PEN Delhi condemns writers forced to leave literary meeting

PEN Delhi condemns the hooliganism that forced writers Pradnya Daya Pawar and Raosaheb Kasbe to leave a regional literary meet organised by the Maharashtra Sahitya Parishad in Patan, Satara, on the 9th of October, 2016. Pawar was nominated president of the two-day event dedicated to Babasaheb Ambedkar on the 60th anniversary of his conversion to Buddhism, and Kasbe was an invited special guest. A mob of Maratha activists protested their remarks and presence and drove them out of the event.

On the first day Pawar spoke about the ‘Challenge of Cultural Terrorism’ and criticized the suppression of the voices of artists and litterateurs. “Writers in India have become frightened and insecure today,” she said. “The rules regulating what to write and what not to write are being inscribed on their body.”

Her speech was well-received, but on the second day, Pawar recounts that a mob of “around 100 people started sloganeering ‘Jai Bavani, Jai Shiavji’ outside my room”. “The organisers asked us to leave,” she says. “Pretending as if we were being made to leave for our own security.”

Reports say the mob asked Pawar and Kasbe to leave for “hurting” the sentiments of the Maratha community with their remarks on the 17th century warrior king Chhatrapati Shivaji Maharaj. Kasbe has alleged that a local Shiv Sena MLA Shambhuraj Desai had sent the mob due to his “political rivalry” with Vikramsinh Patankar of the Nationalist Congress Party, who was one of the organisers of the literary meet. Desai denied any role in the protests but said he had written to the superintendent of police asking him to act against those who had hurt Maratha sentiments.
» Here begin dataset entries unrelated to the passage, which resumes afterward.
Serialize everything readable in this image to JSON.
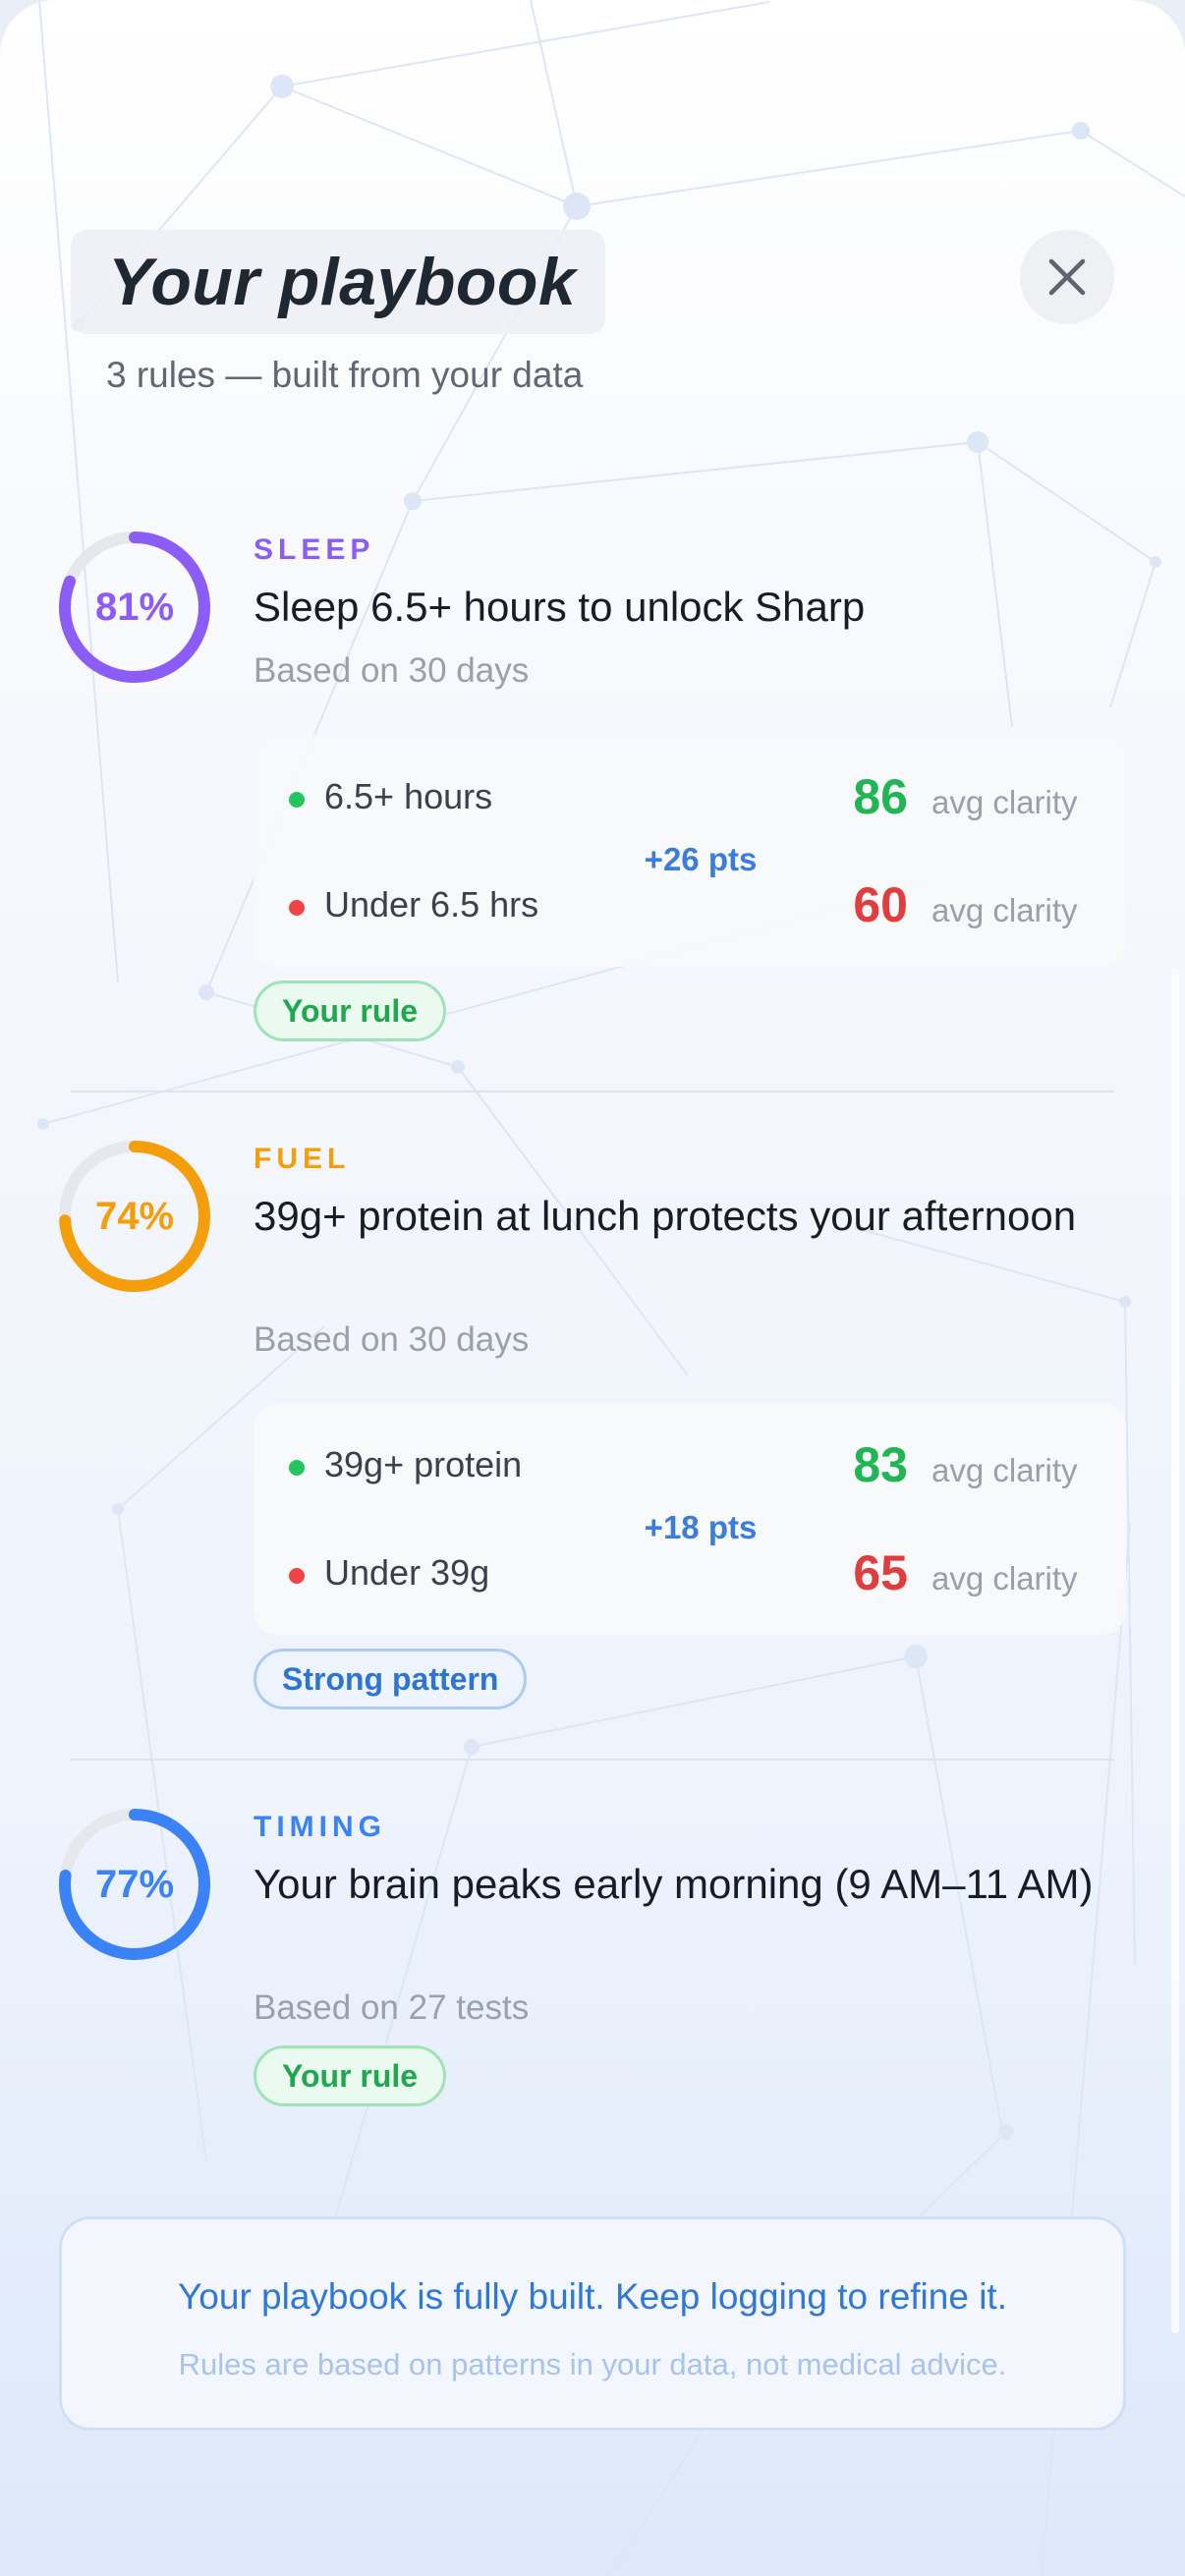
{
  "header": {
    "title": "Your playbook",
    "subtitle": "3 rules — built from your data",
    "close_icon": "close-icon"
  },
  "rules": [
    {
      "percent_label": "81%",
      "confidence": 0.81,
      "color": "#8b5cf6",
      "category": "SLEEP",
      "title": "Sleep 6.5+ hours to unlock Sharp",
      "based_on": "Based on 30 days",
      "comparison": {
        "high_label": "6.5+ hours",
        "high_value": "86",
        "low_label": "Under 6.5 hrs",
        "low_value": "60",
        "unit": "avg clarity",
        "delta": "+26 pts"
      },
      "badge": "Your rule"
    },
    {
      "percent_label": "74%",
      "confidence": 0.74,
      "color": "#f59e0b",
      "category": "FUEL",
      "title": "39g+ protein at lunch protects your afternoon",
      "based_on": "Based on 30 days",
      "comparison": {
        "high_label": "39g+ protein",
        "high_value": "83",
        "low_label": "Under 39g",
        "low_value": "65",
        "unit": "avg clarity",
        "delta": "+18 pts"
      },
      "badge": "Strong pattern"
    },
    {
      "percent_label": "77%",
      "confidence": 0.77,
      "color": "#3b82f6",
      "category": "TIMING",
      "title": "Your brain peaks early morning (9 AM–11 AM)",
      "based_on": "Based on 27 tests",
      "badge": "Your rule"
    }
  ],
  "footer": {
    "main": "Your playbook is fully built. Keep logging to refine it.",
    "sub": "Rules are based on patterns in your data, not medical advice."
  },
  "colors": {
    "positive": "#22c55e",
    "negative": "#ef4444",
    "accent": "#3b7ddd"
  }
}
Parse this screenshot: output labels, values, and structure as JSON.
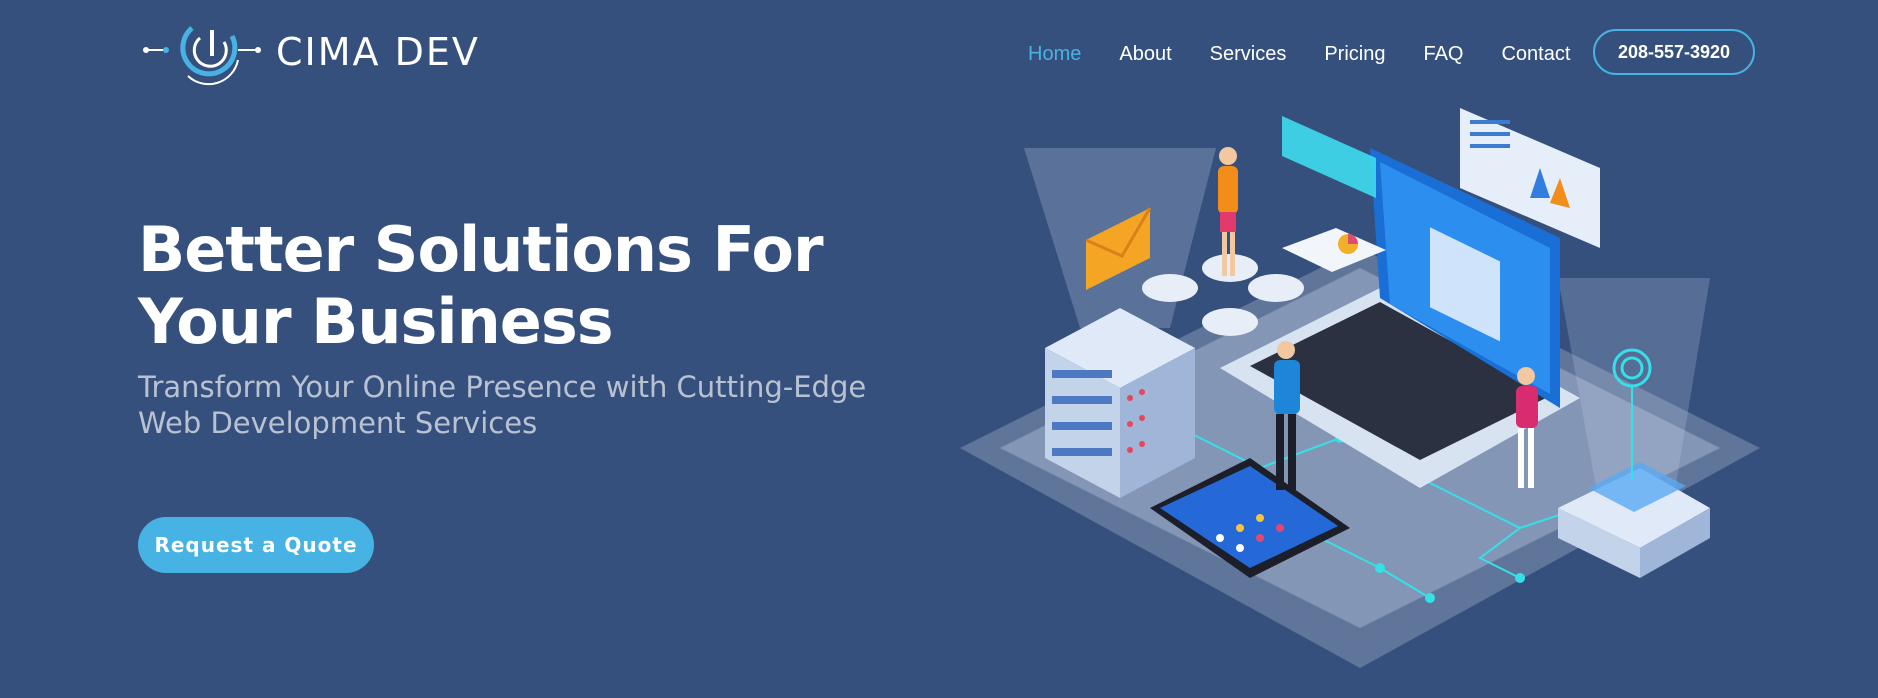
{
  "header": {
    "brand": "CIMA DEV",
    "logo_icon": "power-circuit-icon",
    "nav": [
      {
        "label": "Home",
        "active": true
      },
      {
        "label": "About",
        "active": false
      },
      {
        "label": "Services",
        "active": false
      },
      {
        "label": "Pricing",
        "active": false
      },
      {
        "label": "FAQ",
        "active": false
      },
      {
        "label": "Contact",
        "active": false
      }
    ],
    "phone": "208-557-3920"
  },
  "hero": {
    "title": "Better Solutions For Your Business",
    "subtitle": "Transform Your Online Presence with Cutting-Edge Web Development Services",
    "cta_label": "Request a Quote",
    "illustration": "isometric-web-development-illustration"
  },
  "colors": {
    "background": "#36507d",
    "accent": "#47b2e4",
    "text": "#ffffff"
  }
}
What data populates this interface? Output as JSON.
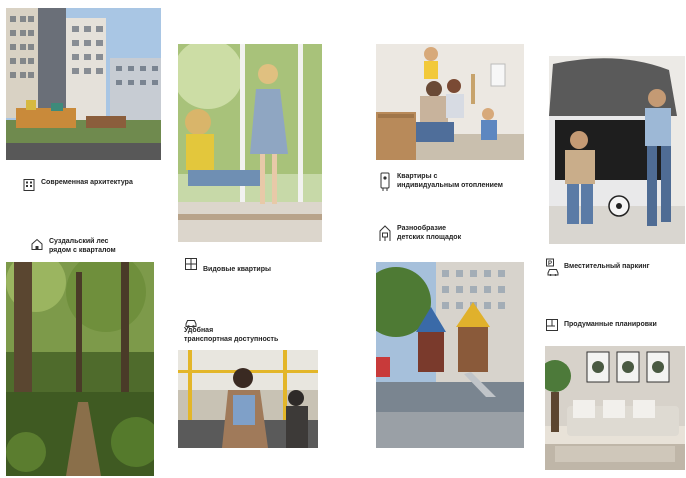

This is part of an ongoing pattern in India’s political discourse, where instead of debating and challenging controversial assertions, political and religious groups are making use of India’s arcane, outdated laws to stifle freedom of expression, PEN Delhi said. In a recent report, PEN Canada and PEN International have made specific recommendations to amend Indian laws that impose silence instead of promoting speech. PEN Delhi urges the appropriate authorities to act against such censorship by the mob who have forced two writers from a literary meet where all they were doing was expressing their opinions.